- Brooklyn filmmaker Alex Ramírez-Mallis and his four friends, who were sharing audio recordings of their farts through WhatsApp group chat, auctioned 52 minutes of audio of their fart as an NFT which was sold for 0.24 Ethereum, or about $420. He’s also selling NFTs for individual farts and their Fart #420 was sold for about $90.
- Taco Bell sold its taco-themed GIFs within 30 minutes of dropping the NFT.
- Pakistan’s most shared meme ‘Friendship ended with Mudasir’ was sold as a non-fungible token for a whopping $51,530 (Rs 38 lakh)
- What better than physical toilet paper? Digital toilet paper but not as an NFT! Toilet paper brand Charmin ‘rolled out’ their toilet paper-themed NFTs and secured a bid of $3,102.95, selling one NFT for each of its five designs.
- They say love cannot be bought and sold, but Marta Rentel, a Polish influencer, sold her love as an NFT online for $250,000. The buyer will also be able to go on a dinner date with her.

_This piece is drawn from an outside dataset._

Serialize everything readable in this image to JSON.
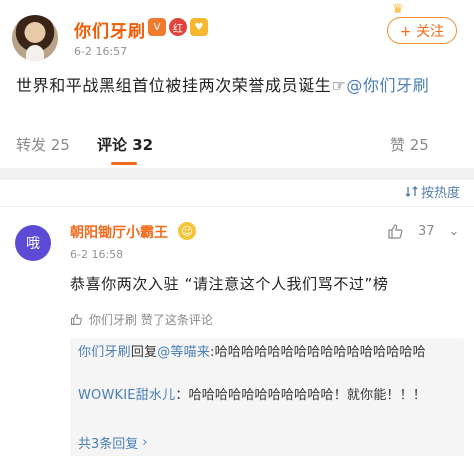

- Digital artist Beeple sold his artwork Everydays—The First 5000 Days for $69 million in March at Christie’s digital auction. Beeple’s first NFT, titled Crossroads, was inspired by U.S. presidential election and depicted a defeated President Donald Trump lying naked and covered in graffiti on the roadside. It was sold for $6.6 million. His Ocean Front was sold for $6 million.
- Edward Joseph Snowden, former computer intelligence consultant, CIA, who leaked highly classified information from the National Security Agency in 2013, sold his artwork featuring court documents for $5.4 million
- Mad Dog Jones, became the most expensive living Canadian artist with of Replicator, depicting photocopier machine, for $4.1 million in April this year
- Jack Dorsey, the founder of Twitter sold his first tweet (dated March 21, 2006) that read “just setting up my twttr,” for the equivalent of $2.9m (£2.1m), in March this year.
- Artist XCOPY minted has $ 1.8 million for his crypto artwork Death Drip
Published By : Times Of India